Since a prior paper on analogy for estimating petroleum reserves (Hodgin and Harrell 2006), new dimensions of this topic have emerged. This paper provides updated guidance for analogy use and explains new concepts for the application of analogy in reserves estimation and classification.
Reserves evaluators using engineering and geoscience techniques now have new petroleum-reserves rules that include the use of analogy. In 2007, SPE finalized the Petroleum Resource Management System (PRMS) instructions, and in late 2008, the US Securities and Exchange Commission (SEC) published updated regulations on reserves reporting. Recent papers (Lee 2009; Etherington 2009) provide good summaries of the updated SEC rules and a comparison to PRMS. This paper will provide guidance to aid understanding of and compliance with these rules as related to the use of analogs.
The paper provides interpretations of new analogy-related terminology and the related reserves rules. It also gives examples of how these interpretations can be applied to common reserves-estimation situations where analogy is used. The paper also addresses new concepts concerning how analogies can be shown as valid and can be adjusted for minor differences in the comparison of target field with analogy field.

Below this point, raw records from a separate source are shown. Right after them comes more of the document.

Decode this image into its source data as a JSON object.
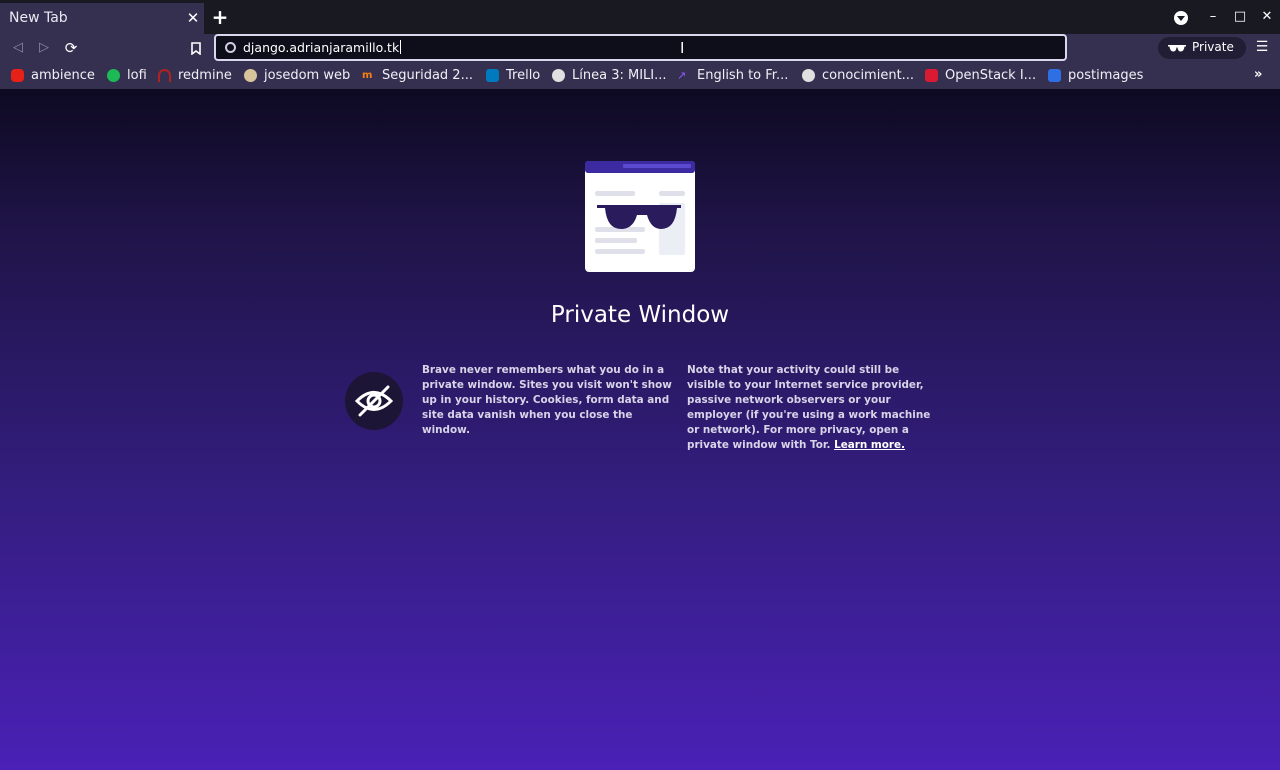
{
  "tab": {
    "title": "New Tab",
    "close": "✕",
    "new_tab": "+"
  },
  "window": {
    "minimize": "–",
    "maximize": "□",
    "close": "✕"
  },
  "toolbar": {
    "back": "◁",
    "forward": "▷",
    "reload": "⟳",
    "bookmark": "🔖",
    "url": "django.adrianjaramillo.tk",
    "private_label": "Private",
    "menu": "☰"
  },
  "bookmarks": [
    {
      "label": "ambience",
      "icon": "youtube-icon",
      "color": "#e62117"
    },
    {
      "label": "lofi",
      "icon": "spotify-icon",
      "color": "#1db954"
    },
    {
      "label": "redmine",
      "icon": "redmine-icon",
      "color": "#b32024"
    },
    {
      "label": "josedom web",
      "icon": "avatar-icon",
      "color": "#d8c49a"
    },
    {
      "label": "Seguridad 2...",
      "icon": "moodle-icon",
      "color": "#f98012"
    },
    {
      "label": "Trello",
      "icon": "trello-icon",
      "color": "#0079bf"
    },
    {
      "label": "Línea 3: MILI...",
      "icon": "globe-icon",
      "color": "#e0e0e0"
    },
    {
      "label": "English to Fr...",
      "icon": "translate-icon",
      "color": "#8a5cf6"
    },
    {
      "label": "conocimient...",
      "icon": "tux-icon",
      "color": "#e0e0e0"
    },
    {
      "label": "OpenStack I...",
      "icon": "openstack-icon",
      "color": "#da1a32"
    },
    {
      "label": "postimages",
      "icon": "postimages-icon",
      "color": "#2f6fe4"
    }
  ],
  "bookmarks_more": "»",
  "page": {
    "title": "Private Window",
    "left_text": "Brave never remembers what you do in a private window. Sites you visit won't show up in your history. Cookies, form data and site data vanish when you close the window.",
    "right_text": "Note that your activity could still be visible to your Internet service provider, passive network observers or your employer (if you're using a work machine or network). For more privacy, open a private window with Tor.",
    "learn_more": "Learn more."
  },
  "colors": {
    "accent": "#4a20b6",
    "toolbar": "#35304f",
    "tabstrip": "#191922"
  }
}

The recent publication of the US SEC reserves reporting rules, which draw partially from the SPE PRMS, has increased interest in deeper understanding of both these SEC rules and PRMS. This paper will assist those who develop and use petroleum-reserves data in understanding how the use of analogy can contribute to reliable reserves estimates and proper classification. Please note that the opinions expressed in this paper are those of the authors alone. They represent the opinions of neither the US SEC nor its staff members.